The South African Revenue Service (SARS) and the Directorate for Priority Crime Investigation (Hawks) have teamed up on a new strategy to find and prosecute taxpayers who do not accurately declare their taxable income.
This comes after the National Treasury recently reported that tax revenue for the year so far has been far lower than expected and that the country faces a significant budget deficit.
Tax Consulting SA’s head of tax controversy and dispute resolution André Daniels said these fiscal pressures have now compelled SARS to actively initiate the arrest and prosecution of taxpayers who do not accurately declare their taxable income.
“For a long time, it has been warned that SARS possesses third-party information from banks, financial institutions, estate agents, car dealerships, etc., enabling them to identify those who are not declaring their income correctly,” Daniels said.
“However, many South Africans have not taken this message seriously enough to declare accurately and fulfil their tax obligations.”
“They may have felt a false sense of comfort from the seeming hesitance of SARS to actively enforce its mandate through criminal enforcement. This situation appears to have suddenly changed.”
For example, News24 recently reported that an Eastern Cape doctor was arrested for numerous tax fraud charges.
According to the South African Police Service (SAPS), the investigations revealed that the accused prejudiced SARS by more than R1.8 million between 2015 and 2018.
Red flags were raised during an audit, and a complaint was lodged with the Hawks for investigation. The accused’s alleged offence is under-declaring his income.
“As SARS continues to scrutinise non-compliance, whether done intentionally or not, wrongfully, falsely or under-declaring under tax law means repercussions,” Daniels said.
“While many taxpayers have slept peacefully in the past, foreseeing the worst that can happen is a slap on the wrist with some penalties and interest; a new Hawks/SARS prosecution strategy is a game-changer.”
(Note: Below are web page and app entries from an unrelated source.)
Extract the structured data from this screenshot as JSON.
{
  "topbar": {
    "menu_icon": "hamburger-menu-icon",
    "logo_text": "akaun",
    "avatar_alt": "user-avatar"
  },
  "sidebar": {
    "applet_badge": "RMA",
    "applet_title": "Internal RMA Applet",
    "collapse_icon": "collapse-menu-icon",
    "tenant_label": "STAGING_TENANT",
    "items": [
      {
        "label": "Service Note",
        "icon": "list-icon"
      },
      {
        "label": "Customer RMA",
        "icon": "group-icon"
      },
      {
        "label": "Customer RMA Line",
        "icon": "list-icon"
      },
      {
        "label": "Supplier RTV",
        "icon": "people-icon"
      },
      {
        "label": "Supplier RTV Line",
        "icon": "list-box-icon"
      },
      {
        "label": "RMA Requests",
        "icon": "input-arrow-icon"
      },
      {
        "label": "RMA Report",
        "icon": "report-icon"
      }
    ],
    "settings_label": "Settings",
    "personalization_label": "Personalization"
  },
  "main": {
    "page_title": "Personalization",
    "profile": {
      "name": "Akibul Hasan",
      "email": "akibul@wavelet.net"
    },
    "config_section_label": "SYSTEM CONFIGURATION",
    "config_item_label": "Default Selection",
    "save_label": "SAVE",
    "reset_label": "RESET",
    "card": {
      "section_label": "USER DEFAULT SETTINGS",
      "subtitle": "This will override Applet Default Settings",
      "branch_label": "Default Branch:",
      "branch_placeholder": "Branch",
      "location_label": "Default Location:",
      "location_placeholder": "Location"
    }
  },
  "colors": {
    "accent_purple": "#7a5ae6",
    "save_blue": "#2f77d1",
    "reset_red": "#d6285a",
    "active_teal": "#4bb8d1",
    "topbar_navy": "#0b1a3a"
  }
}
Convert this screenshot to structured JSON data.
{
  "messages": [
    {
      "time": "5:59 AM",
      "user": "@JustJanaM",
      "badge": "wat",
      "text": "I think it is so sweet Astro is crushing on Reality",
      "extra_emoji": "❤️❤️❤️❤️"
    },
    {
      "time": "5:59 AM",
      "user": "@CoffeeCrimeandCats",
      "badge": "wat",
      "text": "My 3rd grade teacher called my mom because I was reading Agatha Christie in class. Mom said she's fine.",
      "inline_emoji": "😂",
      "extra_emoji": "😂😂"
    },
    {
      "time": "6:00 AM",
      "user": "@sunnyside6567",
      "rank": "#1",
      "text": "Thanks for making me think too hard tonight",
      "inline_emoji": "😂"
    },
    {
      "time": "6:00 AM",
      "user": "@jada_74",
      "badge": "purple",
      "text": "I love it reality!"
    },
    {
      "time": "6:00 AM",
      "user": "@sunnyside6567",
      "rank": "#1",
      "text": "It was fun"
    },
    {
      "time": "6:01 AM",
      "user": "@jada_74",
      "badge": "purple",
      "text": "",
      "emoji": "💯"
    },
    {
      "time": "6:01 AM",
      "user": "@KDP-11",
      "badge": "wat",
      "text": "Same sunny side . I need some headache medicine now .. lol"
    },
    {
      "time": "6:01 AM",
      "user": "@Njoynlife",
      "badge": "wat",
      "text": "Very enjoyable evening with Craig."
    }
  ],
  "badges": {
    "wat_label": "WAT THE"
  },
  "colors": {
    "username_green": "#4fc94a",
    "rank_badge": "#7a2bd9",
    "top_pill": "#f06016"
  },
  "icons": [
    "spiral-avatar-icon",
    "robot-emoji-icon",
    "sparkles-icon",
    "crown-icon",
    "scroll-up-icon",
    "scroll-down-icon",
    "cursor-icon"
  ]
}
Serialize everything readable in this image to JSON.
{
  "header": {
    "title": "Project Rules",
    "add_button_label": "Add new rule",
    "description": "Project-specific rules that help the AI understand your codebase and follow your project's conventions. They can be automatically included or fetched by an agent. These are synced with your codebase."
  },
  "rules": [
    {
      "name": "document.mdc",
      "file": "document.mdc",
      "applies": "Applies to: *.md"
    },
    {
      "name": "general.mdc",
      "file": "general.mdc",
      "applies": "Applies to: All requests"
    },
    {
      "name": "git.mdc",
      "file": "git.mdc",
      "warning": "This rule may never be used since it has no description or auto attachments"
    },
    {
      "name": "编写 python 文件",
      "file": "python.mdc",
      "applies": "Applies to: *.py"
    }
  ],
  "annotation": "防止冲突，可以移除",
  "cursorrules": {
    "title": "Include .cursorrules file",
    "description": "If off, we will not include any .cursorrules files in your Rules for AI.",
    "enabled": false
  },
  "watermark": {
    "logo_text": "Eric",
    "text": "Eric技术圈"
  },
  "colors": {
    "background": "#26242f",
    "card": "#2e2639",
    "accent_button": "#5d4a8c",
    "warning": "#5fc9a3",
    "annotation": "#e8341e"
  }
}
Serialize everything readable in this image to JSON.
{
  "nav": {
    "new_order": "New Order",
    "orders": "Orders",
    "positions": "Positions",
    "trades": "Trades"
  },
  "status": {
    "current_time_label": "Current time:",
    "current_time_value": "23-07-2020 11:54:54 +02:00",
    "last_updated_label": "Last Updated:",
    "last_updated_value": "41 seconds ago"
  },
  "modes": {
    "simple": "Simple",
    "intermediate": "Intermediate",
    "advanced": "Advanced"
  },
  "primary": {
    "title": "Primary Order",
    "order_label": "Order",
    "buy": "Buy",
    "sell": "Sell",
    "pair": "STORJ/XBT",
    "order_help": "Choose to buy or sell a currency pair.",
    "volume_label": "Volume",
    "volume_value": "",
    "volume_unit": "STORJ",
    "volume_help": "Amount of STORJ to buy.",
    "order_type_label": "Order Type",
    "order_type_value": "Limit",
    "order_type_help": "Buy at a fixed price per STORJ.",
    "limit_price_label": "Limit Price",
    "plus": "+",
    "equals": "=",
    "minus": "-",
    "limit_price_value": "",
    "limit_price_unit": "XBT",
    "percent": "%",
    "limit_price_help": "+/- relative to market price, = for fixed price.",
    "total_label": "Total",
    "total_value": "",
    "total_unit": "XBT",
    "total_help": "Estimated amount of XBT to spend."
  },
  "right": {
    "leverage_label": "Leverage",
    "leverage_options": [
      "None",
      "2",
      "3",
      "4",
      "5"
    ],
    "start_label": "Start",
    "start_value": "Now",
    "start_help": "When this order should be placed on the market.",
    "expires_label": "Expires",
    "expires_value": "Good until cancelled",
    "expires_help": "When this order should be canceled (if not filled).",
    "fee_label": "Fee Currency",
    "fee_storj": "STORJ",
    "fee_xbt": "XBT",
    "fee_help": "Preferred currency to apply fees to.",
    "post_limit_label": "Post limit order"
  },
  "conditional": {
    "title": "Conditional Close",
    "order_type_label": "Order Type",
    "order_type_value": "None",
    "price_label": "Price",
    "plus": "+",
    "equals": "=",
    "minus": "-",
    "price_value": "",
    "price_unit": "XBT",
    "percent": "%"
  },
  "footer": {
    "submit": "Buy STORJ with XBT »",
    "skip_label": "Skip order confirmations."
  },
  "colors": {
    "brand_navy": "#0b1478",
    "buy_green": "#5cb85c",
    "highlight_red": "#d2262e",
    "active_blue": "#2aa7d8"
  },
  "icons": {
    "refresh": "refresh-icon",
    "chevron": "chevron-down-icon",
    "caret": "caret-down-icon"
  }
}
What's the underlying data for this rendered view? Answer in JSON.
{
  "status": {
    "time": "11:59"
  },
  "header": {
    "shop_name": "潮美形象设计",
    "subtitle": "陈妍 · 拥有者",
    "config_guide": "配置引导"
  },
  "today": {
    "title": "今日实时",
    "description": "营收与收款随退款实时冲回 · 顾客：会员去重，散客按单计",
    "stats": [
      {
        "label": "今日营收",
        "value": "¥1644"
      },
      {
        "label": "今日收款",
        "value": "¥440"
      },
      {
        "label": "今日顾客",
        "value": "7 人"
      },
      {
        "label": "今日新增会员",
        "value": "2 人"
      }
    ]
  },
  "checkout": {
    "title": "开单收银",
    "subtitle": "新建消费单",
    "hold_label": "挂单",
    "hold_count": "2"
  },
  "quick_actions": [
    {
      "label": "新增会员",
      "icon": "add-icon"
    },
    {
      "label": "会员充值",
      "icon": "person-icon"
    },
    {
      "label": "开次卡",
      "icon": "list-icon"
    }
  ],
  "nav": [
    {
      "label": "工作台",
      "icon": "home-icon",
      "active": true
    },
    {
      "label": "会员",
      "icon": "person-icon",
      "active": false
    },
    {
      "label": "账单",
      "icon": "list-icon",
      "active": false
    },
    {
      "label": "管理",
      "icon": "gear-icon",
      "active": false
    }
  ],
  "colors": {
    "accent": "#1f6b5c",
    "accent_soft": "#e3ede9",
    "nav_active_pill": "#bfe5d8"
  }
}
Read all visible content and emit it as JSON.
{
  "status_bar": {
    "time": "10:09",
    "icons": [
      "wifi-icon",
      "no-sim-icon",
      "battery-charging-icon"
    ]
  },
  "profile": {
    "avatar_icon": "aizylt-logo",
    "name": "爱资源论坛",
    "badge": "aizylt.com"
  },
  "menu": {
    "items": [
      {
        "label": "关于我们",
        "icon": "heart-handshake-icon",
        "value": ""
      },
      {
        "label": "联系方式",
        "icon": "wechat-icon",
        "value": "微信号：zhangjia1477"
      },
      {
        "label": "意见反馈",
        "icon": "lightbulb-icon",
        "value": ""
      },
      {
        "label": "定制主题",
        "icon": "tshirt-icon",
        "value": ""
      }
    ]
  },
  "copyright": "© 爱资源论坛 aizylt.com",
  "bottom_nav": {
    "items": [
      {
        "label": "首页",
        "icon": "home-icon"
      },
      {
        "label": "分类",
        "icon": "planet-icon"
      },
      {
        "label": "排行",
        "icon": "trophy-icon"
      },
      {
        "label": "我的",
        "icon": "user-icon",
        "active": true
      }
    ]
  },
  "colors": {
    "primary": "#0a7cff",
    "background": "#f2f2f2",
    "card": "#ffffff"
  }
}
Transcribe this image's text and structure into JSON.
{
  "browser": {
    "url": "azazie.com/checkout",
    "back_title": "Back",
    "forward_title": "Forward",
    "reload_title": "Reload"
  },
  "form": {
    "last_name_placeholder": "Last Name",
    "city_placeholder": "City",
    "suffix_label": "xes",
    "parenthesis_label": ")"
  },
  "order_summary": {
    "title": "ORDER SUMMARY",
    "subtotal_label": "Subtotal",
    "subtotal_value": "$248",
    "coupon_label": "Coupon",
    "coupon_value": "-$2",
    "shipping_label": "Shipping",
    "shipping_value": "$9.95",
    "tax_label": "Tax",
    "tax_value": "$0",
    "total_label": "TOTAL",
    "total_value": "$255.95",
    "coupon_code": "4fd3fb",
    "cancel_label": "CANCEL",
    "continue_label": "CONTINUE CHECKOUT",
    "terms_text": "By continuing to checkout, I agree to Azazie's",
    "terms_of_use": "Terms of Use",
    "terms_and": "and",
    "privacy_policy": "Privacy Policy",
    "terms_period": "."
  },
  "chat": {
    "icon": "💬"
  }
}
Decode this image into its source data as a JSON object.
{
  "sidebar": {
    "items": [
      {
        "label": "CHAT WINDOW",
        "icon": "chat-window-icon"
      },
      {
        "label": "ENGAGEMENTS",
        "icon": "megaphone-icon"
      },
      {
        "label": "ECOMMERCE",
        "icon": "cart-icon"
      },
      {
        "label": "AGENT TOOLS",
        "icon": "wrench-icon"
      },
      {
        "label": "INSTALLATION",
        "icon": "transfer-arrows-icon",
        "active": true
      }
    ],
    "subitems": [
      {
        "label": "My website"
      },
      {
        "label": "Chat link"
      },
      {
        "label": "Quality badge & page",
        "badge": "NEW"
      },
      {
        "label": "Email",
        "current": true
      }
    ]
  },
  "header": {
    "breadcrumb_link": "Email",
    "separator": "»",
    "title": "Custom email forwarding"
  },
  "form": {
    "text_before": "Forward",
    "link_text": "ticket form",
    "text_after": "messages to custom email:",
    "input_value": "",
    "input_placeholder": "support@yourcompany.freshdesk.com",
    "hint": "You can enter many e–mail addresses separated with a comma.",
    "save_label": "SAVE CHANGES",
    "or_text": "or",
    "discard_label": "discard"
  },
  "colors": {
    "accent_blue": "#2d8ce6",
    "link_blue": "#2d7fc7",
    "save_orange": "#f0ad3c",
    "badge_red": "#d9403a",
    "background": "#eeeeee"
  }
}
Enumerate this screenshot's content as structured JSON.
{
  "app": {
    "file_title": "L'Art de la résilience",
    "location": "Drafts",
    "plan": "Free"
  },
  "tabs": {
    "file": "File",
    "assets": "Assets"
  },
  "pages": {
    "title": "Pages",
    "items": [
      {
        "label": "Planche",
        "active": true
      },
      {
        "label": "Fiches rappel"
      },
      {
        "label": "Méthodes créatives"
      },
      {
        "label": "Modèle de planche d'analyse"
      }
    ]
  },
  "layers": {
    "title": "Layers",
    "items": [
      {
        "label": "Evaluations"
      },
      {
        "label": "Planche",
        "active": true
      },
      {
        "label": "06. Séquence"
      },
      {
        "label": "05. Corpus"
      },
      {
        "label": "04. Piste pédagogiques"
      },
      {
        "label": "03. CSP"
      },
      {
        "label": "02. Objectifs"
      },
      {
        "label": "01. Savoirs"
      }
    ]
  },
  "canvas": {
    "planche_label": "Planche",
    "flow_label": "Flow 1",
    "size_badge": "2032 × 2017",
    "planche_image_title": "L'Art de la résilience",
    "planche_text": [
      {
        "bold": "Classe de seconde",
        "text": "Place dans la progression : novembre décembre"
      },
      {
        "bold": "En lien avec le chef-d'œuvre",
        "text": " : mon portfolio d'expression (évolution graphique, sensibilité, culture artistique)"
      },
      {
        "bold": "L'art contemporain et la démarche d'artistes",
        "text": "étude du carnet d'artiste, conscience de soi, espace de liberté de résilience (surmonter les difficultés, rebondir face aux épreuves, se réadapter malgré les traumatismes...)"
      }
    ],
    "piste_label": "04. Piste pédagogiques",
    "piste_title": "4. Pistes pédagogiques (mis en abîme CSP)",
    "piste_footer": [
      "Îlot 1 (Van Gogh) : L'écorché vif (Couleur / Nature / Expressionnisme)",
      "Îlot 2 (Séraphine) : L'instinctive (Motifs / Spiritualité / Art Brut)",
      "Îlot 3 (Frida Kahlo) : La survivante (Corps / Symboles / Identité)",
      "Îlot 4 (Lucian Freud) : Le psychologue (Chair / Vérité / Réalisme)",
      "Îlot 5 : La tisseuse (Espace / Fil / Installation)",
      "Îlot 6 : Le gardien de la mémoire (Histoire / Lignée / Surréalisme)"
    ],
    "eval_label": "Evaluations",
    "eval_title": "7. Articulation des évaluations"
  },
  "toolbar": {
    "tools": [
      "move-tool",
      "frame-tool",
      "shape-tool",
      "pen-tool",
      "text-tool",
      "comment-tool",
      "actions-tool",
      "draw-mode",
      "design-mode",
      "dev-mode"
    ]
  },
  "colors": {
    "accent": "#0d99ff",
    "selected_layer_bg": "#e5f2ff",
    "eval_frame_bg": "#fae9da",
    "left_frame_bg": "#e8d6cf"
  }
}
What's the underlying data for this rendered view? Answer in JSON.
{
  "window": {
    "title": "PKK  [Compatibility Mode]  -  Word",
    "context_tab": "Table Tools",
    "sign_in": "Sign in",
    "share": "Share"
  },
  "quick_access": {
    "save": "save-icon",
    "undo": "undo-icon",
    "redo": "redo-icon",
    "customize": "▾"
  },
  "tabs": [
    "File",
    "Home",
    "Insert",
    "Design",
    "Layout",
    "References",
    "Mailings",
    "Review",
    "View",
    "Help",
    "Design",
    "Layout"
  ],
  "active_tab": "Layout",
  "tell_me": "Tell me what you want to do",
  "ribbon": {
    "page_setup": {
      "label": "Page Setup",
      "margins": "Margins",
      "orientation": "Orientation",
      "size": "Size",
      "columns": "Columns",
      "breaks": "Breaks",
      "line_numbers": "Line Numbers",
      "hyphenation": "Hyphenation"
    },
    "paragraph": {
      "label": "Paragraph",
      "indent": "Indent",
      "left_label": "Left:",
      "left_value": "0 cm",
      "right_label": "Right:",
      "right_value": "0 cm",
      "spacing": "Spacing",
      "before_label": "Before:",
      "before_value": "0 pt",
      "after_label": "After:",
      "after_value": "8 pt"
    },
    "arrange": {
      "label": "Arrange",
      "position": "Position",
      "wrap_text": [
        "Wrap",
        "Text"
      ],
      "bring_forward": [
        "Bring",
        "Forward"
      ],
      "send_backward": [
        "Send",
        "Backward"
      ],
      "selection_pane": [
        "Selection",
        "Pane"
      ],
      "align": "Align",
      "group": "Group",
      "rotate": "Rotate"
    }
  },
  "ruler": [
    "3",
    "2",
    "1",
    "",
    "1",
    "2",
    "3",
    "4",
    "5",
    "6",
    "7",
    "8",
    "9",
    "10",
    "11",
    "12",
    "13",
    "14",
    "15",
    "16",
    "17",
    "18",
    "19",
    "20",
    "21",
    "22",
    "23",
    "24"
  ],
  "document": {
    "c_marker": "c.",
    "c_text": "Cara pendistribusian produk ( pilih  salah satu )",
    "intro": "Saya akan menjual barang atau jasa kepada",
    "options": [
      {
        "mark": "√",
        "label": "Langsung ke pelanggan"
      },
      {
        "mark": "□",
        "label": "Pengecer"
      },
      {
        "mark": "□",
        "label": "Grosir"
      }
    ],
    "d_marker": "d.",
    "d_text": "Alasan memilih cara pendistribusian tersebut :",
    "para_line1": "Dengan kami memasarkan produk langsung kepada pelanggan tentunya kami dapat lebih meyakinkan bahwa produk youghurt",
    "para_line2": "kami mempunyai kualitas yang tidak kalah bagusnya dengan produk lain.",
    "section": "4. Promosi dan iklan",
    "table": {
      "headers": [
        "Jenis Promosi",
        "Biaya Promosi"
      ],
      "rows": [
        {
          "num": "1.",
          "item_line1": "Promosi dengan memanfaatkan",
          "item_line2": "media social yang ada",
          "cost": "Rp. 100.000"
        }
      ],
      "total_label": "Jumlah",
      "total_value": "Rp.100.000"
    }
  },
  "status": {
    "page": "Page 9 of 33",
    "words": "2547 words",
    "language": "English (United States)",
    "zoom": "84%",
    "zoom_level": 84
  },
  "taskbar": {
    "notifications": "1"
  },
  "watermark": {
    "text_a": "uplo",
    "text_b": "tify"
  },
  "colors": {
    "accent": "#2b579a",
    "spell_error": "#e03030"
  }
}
Daniels warned that taxpayers should take special care to make sure their tax return is done on a complete and correct basis.
“They should also carefully have a look at past disclosures in their tax returns and whether the numbers disclosed are correct and ‘everything adds up.”
Daniels also pointed to the Voluntary Disclosure Programme (VDP) as a lifeline that offers taxpayers with skeletons in the closet an opportunity to voluntarily disclose their tax defaults to SARS.
The programme also allows the disclosure of underdeclared income or understatement of tax liabilities.
Most importantly, Daniels said that a correctly obtained and SARS-accepted VDP means that you cannot be criminally prosecuted.
“While this lifeline remains available, there are, of course, legislative requirements one should meet when applying for relief under the VDP,” said Daniels.
“For instance, an applicant should be a registered taxpayer with SARS and be up to date with their tax filing obligations.”
“The VDP process is also not as simple as many believe. There are a couple of cases where SARS have challenged a VDP obtained and won, as it was obtained with an irregularity or technical error when obtained.”